**Task directions:**
If a line in the material below has the word "title", copy it.
^^^^^^^^
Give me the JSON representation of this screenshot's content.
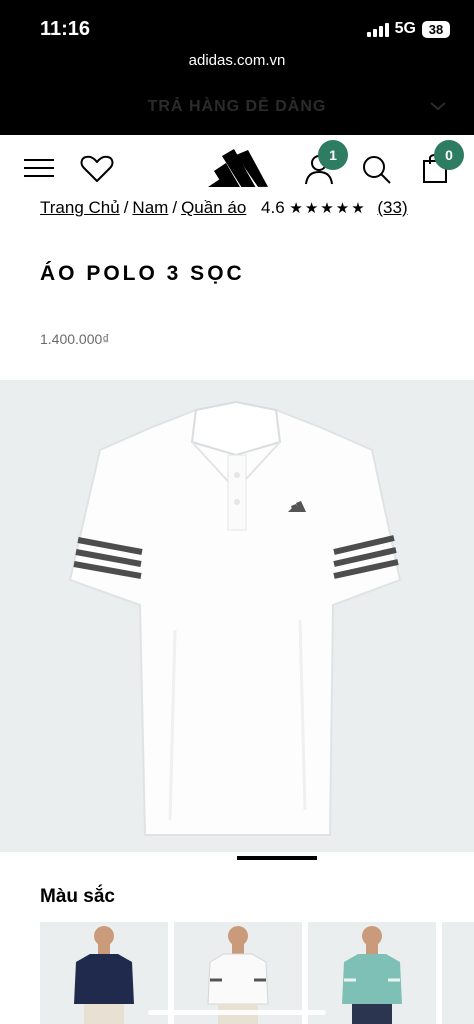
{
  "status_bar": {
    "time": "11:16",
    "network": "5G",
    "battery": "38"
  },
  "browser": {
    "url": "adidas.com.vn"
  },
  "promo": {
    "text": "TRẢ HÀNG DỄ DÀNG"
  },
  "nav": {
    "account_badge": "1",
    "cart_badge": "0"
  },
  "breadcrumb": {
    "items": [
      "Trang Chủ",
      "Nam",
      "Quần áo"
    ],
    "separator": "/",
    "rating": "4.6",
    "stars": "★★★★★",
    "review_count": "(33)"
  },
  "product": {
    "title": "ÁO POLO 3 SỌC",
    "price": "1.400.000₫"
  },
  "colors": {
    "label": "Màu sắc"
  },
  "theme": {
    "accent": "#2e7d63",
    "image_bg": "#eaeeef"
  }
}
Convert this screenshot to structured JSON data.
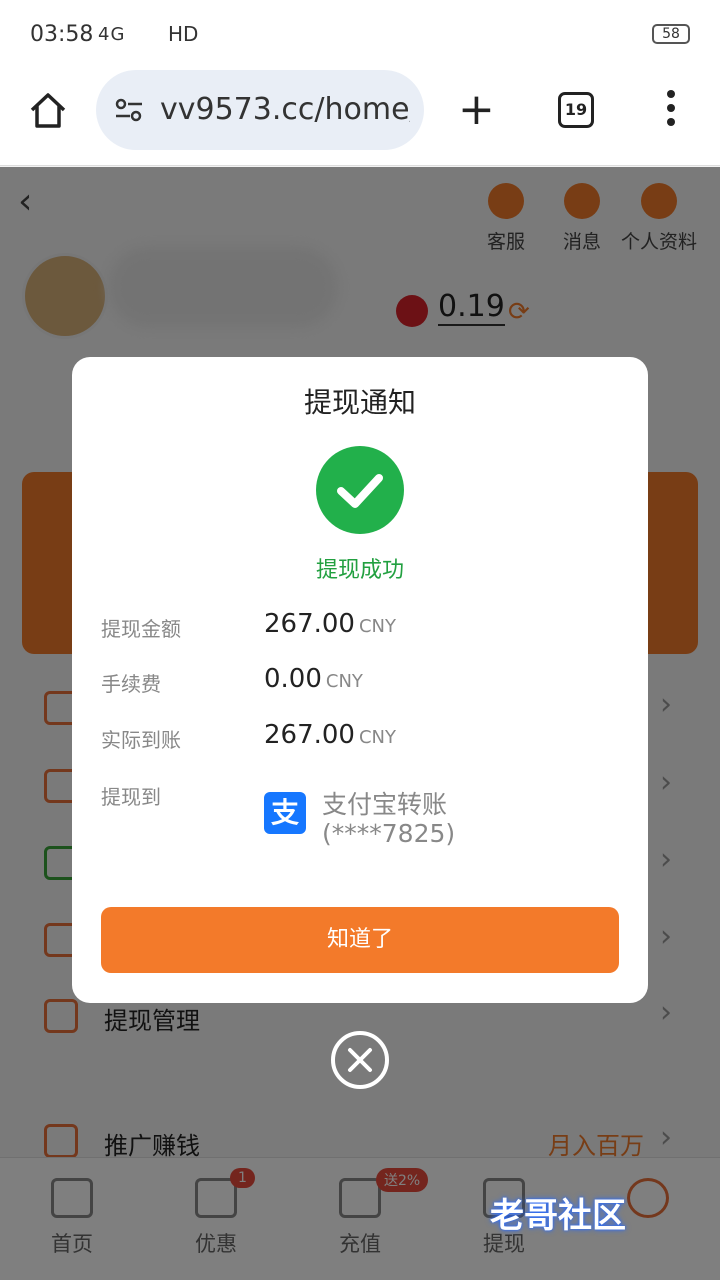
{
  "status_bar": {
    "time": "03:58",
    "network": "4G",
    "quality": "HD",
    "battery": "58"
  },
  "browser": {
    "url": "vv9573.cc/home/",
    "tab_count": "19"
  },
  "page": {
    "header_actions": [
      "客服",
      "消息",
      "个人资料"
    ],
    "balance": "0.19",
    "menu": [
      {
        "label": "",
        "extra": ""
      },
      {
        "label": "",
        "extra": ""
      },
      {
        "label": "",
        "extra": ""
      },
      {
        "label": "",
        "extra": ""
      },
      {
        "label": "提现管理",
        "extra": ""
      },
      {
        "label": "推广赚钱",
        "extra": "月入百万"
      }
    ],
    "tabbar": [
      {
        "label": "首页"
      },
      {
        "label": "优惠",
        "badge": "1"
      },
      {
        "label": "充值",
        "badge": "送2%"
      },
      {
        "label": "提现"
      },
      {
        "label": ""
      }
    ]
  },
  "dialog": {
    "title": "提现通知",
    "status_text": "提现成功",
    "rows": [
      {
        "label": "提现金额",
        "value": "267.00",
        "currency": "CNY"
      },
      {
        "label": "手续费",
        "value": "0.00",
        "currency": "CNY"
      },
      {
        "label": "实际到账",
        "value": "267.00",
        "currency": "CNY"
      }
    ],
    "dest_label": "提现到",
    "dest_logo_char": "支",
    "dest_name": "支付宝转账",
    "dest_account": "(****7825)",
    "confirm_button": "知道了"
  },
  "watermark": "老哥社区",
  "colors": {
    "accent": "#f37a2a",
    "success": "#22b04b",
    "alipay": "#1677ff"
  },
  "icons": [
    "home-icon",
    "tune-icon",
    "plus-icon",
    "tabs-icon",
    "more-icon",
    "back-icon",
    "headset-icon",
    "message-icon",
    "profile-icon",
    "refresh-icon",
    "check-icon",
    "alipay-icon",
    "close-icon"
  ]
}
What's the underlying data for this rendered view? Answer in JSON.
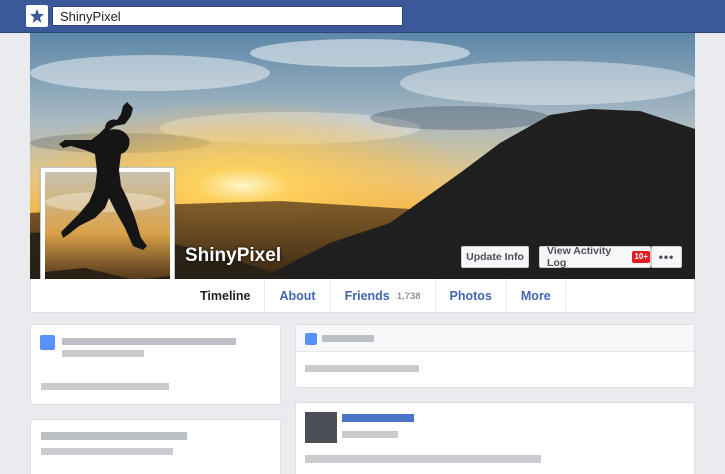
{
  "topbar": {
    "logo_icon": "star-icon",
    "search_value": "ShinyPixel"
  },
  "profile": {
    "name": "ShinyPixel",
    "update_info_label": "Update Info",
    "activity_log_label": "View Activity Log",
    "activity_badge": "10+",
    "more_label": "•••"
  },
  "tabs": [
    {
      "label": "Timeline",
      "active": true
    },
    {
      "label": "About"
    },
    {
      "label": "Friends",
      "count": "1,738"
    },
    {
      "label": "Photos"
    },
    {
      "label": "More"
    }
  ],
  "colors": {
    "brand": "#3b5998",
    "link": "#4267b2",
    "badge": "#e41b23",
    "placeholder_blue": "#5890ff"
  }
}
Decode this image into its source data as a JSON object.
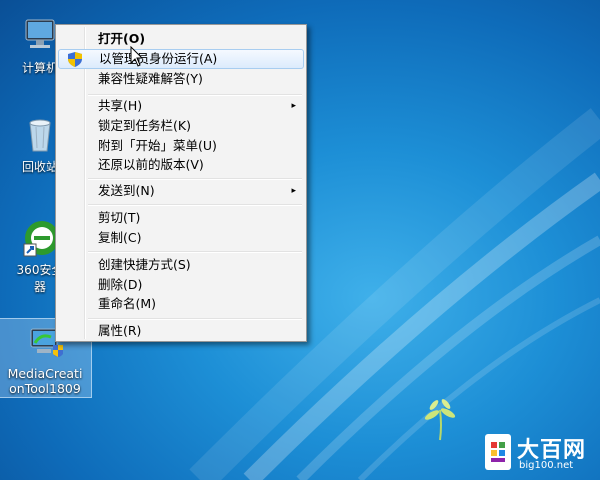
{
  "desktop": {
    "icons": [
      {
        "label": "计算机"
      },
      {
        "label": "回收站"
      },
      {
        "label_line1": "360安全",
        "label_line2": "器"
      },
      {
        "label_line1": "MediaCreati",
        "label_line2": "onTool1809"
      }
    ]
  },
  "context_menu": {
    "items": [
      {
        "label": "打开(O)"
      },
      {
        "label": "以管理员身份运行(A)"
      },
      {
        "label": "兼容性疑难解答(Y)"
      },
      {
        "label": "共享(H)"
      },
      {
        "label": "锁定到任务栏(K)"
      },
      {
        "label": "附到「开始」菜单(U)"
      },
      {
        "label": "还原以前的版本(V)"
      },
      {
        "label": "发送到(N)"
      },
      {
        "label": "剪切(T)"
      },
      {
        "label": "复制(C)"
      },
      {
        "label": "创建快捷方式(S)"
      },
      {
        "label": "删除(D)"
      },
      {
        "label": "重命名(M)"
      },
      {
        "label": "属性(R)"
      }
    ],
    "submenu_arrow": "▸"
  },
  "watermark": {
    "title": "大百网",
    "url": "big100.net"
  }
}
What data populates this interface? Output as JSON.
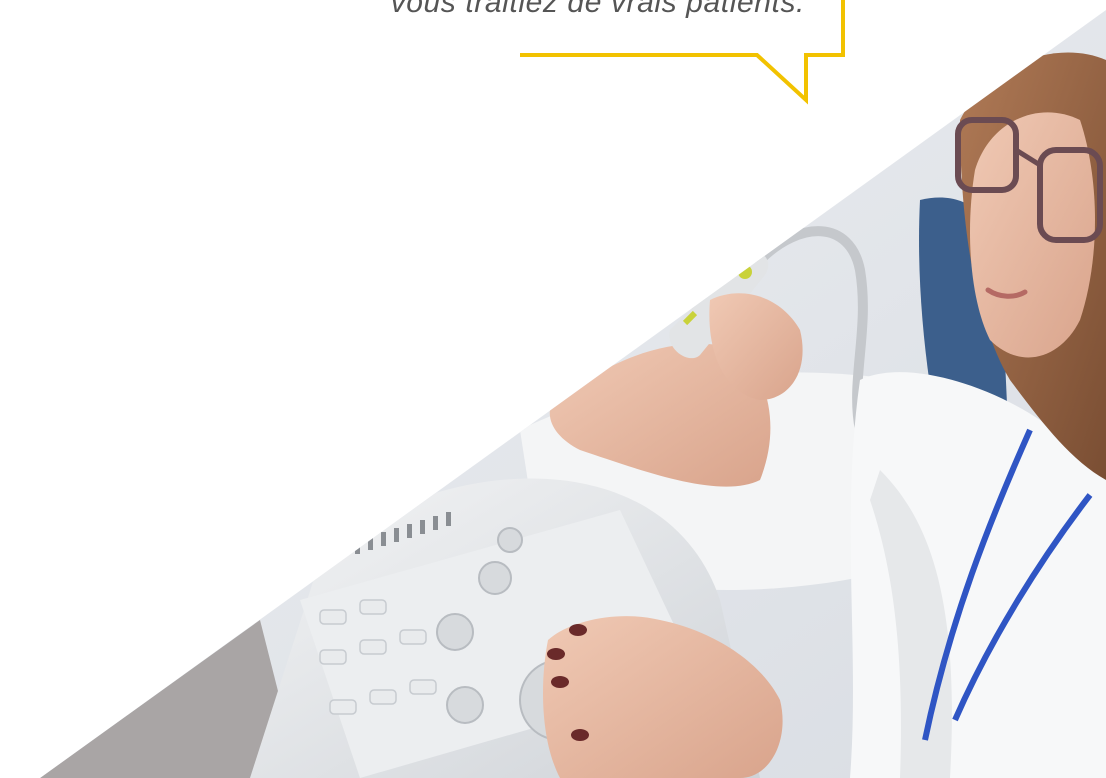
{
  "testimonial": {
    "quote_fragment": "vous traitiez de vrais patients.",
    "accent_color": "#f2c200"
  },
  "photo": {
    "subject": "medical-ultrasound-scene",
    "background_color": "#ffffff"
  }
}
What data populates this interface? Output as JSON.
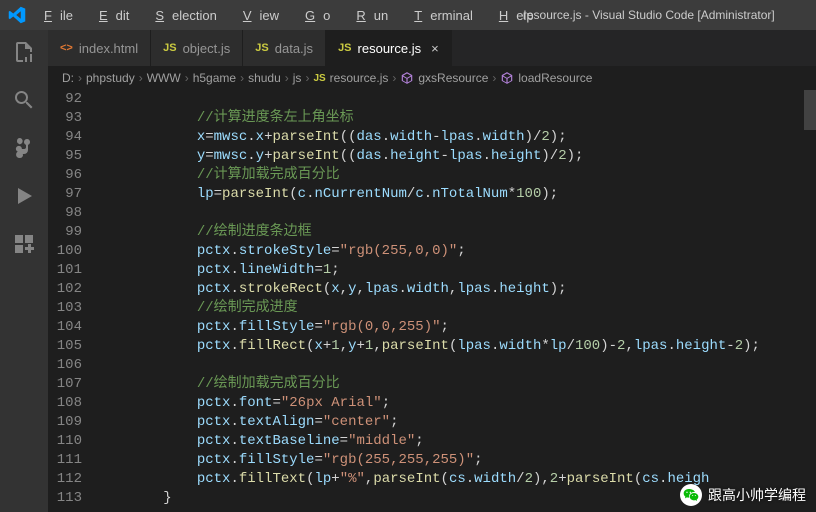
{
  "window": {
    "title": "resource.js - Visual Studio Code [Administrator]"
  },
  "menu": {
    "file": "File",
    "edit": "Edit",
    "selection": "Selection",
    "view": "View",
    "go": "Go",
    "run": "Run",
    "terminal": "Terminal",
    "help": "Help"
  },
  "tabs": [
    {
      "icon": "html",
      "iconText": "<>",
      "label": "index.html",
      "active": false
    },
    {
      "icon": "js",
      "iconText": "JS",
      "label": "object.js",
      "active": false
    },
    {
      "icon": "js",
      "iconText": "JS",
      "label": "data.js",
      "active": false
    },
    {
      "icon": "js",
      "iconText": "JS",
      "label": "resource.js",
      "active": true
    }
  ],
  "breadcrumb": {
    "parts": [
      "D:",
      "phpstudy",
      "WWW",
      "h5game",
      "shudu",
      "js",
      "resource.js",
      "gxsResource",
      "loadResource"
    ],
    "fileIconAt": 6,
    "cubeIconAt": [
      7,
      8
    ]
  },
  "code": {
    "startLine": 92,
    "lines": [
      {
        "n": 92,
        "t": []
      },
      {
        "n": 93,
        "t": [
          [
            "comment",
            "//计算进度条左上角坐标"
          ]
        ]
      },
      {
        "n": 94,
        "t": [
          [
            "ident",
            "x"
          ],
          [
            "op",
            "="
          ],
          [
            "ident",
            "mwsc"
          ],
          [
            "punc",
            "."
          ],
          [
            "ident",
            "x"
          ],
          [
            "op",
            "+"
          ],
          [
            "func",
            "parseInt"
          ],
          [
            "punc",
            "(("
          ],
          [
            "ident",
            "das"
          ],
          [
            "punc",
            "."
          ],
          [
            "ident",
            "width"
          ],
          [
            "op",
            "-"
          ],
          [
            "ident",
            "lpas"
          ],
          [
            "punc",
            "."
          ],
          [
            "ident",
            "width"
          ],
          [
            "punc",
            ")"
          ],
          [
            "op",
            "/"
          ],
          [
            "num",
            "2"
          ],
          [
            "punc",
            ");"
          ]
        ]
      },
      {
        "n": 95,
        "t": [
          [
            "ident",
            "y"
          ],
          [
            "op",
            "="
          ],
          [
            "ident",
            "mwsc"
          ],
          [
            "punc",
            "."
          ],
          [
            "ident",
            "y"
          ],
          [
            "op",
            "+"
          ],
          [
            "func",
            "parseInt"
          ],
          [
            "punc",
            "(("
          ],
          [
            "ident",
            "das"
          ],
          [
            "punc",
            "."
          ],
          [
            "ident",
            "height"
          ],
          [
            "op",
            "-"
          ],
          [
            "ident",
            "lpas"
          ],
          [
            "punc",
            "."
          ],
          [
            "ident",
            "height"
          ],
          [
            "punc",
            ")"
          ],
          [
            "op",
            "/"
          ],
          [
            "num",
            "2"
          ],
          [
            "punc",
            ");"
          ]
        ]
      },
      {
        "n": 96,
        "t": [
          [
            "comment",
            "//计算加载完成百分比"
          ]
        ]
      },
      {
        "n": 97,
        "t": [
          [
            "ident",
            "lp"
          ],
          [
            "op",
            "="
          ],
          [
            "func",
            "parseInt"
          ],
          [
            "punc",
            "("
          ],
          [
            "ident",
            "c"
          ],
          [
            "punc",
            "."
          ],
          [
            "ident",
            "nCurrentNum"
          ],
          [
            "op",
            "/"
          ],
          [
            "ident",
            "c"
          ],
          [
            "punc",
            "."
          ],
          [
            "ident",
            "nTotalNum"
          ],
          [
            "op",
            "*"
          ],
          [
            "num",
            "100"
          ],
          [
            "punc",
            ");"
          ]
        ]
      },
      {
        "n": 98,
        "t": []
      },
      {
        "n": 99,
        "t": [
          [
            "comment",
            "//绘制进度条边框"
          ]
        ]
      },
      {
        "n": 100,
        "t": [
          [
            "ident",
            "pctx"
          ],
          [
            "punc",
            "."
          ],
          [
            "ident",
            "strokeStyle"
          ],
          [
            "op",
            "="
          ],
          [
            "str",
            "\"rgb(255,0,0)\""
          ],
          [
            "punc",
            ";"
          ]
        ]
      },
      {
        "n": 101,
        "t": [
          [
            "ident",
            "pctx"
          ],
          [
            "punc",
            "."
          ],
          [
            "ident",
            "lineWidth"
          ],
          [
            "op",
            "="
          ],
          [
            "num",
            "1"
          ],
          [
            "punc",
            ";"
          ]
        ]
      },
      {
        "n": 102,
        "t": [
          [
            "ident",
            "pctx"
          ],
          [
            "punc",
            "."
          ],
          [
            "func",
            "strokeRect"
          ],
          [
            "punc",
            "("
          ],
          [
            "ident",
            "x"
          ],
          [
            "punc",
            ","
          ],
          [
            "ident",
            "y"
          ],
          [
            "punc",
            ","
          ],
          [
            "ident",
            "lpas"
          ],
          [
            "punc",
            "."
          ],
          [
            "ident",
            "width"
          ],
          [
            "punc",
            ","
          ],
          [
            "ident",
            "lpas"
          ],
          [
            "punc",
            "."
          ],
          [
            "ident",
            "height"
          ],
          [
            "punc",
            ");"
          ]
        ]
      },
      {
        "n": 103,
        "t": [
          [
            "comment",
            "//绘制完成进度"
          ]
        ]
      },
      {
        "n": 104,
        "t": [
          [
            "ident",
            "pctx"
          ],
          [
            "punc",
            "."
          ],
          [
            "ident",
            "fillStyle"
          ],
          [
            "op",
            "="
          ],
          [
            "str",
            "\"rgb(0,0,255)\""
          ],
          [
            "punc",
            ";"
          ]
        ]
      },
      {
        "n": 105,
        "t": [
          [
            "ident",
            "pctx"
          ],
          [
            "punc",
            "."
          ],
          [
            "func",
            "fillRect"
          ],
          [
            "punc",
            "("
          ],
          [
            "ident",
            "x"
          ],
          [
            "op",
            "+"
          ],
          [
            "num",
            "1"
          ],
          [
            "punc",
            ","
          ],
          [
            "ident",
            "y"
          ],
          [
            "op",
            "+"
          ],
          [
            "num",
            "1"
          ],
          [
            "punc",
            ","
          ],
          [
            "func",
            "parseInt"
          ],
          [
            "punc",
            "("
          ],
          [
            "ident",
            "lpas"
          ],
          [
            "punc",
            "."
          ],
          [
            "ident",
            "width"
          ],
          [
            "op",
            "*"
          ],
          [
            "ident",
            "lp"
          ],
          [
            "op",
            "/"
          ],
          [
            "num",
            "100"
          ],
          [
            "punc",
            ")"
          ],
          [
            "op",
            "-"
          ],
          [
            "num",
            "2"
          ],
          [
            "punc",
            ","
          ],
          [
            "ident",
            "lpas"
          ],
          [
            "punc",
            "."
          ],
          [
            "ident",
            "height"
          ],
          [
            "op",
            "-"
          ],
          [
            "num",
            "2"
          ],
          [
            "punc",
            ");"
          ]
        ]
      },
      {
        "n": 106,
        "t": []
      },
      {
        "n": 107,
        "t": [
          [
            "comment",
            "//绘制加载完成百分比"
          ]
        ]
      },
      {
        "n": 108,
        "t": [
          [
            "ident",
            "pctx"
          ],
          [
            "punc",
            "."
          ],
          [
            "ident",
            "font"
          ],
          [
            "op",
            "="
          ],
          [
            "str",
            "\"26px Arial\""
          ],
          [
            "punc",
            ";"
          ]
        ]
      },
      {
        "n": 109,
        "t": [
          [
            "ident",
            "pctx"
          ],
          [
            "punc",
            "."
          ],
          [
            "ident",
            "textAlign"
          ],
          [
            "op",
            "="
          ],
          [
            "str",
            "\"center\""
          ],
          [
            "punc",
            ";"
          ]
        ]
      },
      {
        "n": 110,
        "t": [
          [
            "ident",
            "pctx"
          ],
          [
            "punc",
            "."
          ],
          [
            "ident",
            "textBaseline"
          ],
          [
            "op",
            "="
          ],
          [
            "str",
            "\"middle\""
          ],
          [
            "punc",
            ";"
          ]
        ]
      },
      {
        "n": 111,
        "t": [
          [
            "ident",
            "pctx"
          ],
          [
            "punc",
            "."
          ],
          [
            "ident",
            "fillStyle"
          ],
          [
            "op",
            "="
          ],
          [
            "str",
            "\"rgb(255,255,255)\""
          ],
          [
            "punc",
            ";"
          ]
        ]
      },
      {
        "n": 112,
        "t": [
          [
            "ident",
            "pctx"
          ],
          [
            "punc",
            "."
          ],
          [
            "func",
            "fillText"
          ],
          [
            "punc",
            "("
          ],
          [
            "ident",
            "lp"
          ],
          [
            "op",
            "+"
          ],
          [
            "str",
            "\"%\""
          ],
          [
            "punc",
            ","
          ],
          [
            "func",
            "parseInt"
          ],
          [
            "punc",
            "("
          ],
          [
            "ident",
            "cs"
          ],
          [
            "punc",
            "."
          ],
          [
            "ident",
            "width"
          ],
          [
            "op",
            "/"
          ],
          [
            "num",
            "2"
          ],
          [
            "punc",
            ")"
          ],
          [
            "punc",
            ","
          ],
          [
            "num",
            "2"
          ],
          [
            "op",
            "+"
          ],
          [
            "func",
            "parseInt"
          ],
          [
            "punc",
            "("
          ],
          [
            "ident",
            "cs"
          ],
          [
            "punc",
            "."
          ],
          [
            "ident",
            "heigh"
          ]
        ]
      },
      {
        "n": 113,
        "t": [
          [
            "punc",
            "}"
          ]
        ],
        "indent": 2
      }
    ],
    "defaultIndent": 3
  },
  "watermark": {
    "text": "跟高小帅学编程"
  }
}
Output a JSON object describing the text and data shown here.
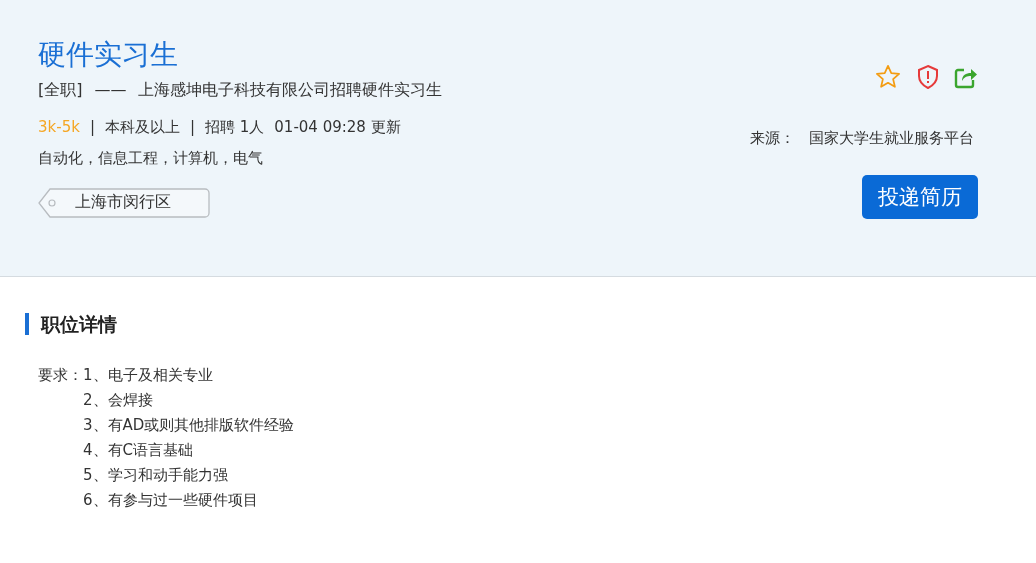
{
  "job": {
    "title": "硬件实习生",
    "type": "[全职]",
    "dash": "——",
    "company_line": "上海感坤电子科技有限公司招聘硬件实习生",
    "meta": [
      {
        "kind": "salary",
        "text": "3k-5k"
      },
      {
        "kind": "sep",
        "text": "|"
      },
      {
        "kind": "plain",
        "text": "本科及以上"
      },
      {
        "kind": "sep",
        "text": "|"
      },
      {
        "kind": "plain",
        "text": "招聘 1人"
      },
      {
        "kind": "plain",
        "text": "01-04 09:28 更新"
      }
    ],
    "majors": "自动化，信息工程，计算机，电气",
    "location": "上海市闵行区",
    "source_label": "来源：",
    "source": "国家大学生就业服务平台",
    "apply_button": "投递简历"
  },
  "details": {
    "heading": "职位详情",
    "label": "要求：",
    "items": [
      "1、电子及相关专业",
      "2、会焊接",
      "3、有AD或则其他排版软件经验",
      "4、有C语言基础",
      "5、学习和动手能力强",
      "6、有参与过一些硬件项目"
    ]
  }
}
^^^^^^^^
**Answer to this problem:**
    "title": "ÁO POLO 3 SỌC",
    "title": "提现通知",
    "title": "大百网",
    "title": "resource.js - Visual Studio Code [Administrator]"
    "title": "硬件实习生",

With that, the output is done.